Activity. For the material that follows, work out how many lines hold the word "title" and answer only with the number.

Given records.
━━━━━━━━━━━━━━━━
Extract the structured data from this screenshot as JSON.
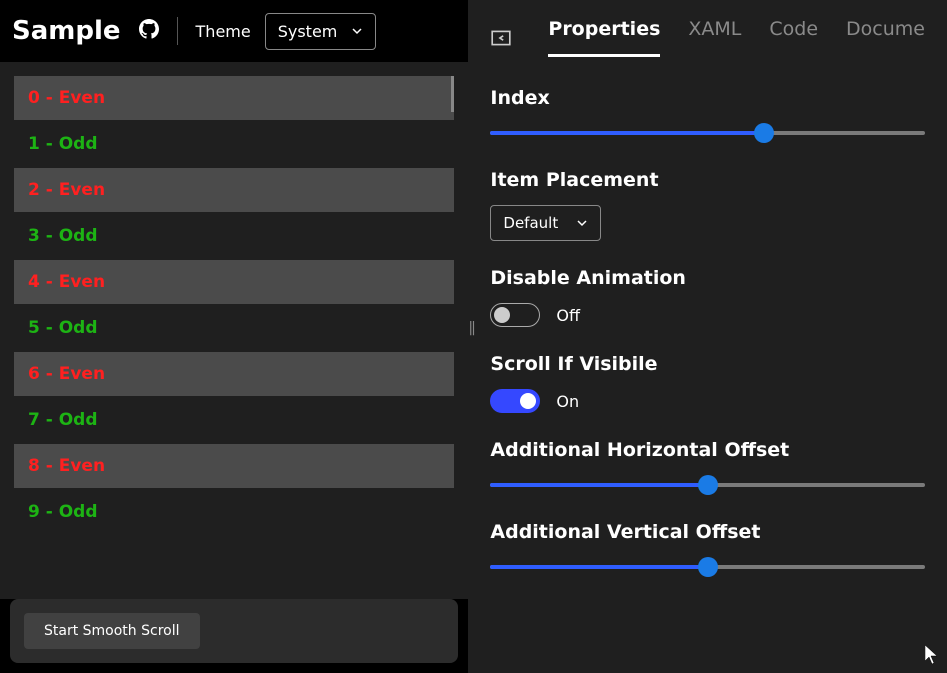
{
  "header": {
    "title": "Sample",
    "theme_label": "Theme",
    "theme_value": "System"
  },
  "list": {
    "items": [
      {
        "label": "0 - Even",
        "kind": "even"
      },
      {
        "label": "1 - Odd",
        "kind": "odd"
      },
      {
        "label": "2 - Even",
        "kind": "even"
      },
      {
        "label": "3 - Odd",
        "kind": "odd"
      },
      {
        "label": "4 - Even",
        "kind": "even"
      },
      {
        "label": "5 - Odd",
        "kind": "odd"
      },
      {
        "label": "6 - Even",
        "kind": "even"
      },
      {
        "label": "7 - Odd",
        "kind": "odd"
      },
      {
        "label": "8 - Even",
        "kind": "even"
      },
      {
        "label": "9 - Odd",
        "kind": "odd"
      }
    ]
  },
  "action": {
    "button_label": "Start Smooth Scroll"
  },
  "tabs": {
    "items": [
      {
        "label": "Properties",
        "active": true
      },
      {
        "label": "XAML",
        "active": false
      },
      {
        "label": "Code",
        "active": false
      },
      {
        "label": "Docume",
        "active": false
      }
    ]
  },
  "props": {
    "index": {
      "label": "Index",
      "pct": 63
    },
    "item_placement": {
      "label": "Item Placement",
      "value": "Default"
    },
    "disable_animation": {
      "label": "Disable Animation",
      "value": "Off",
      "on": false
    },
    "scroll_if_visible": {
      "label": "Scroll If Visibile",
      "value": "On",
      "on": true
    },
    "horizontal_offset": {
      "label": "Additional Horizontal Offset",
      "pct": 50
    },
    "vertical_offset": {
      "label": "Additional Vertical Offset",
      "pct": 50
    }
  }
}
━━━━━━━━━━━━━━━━
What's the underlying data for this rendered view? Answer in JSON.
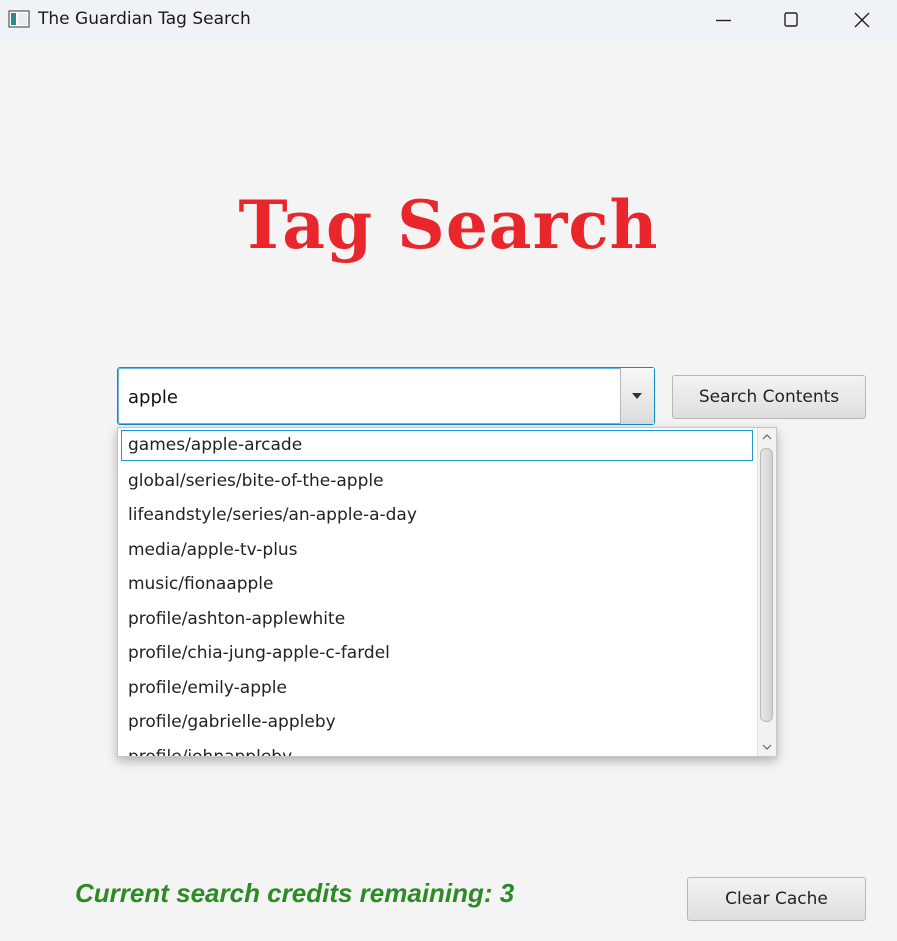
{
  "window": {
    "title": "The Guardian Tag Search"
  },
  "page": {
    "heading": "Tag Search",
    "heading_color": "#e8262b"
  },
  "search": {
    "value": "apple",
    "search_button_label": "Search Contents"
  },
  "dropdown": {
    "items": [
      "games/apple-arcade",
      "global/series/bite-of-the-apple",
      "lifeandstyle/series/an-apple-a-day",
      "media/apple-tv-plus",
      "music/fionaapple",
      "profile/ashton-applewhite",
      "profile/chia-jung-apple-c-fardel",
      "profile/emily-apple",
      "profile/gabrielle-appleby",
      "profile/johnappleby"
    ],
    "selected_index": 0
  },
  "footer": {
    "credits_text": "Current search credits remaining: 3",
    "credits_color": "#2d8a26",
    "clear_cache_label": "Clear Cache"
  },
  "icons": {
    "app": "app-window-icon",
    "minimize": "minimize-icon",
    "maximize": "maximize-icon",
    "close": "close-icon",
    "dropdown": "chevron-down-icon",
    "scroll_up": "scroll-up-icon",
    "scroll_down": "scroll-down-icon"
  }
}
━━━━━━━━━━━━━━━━
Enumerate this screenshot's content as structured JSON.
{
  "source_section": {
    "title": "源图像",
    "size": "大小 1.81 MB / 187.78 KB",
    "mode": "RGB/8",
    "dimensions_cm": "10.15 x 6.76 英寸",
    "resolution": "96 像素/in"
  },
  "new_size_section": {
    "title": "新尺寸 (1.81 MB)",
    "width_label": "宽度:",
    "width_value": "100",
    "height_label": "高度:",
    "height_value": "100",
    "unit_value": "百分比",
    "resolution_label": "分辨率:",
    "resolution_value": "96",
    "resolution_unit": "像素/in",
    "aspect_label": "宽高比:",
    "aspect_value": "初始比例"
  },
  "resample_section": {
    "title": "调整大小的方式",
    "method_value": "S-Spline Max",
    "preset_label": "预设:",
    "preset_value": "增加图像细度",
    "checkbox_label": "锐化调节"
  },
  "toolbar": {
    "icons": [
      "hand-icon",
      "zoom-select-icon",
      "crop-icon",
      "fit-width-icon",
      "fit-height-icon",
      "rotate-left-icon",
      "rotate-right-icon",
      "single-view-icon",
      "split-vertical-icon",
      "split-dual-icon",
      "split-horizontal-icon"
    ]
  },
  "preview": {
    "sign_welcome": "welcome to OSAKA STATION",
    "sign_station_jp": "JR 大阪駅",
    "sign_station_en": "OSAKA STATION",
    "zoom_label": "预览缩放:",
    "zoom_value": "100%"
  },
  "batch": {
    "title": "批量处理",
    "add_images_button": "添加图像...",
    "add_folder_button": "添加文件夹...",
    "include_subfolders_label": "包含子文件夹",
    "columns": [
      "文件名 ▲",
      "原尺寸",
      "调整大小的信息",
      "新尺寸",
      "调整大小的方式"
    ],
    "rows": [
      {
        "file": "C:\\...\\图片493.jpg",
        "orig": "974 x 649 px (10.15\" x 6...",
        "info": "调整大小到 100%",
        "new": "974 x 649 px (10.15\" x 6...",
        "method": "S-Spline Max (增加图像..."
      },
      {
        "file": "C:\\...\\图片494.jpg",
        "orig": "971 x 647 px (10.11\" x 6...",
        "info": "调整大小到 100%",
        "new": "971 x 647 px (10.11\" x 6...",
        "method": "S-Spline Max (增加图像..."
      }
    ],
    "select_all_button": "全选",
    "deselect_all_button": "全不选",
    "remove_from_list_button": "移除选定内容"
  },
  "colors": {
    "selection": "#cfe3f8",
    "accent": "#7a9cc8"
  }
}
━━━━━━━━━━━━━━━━
Task answer. 6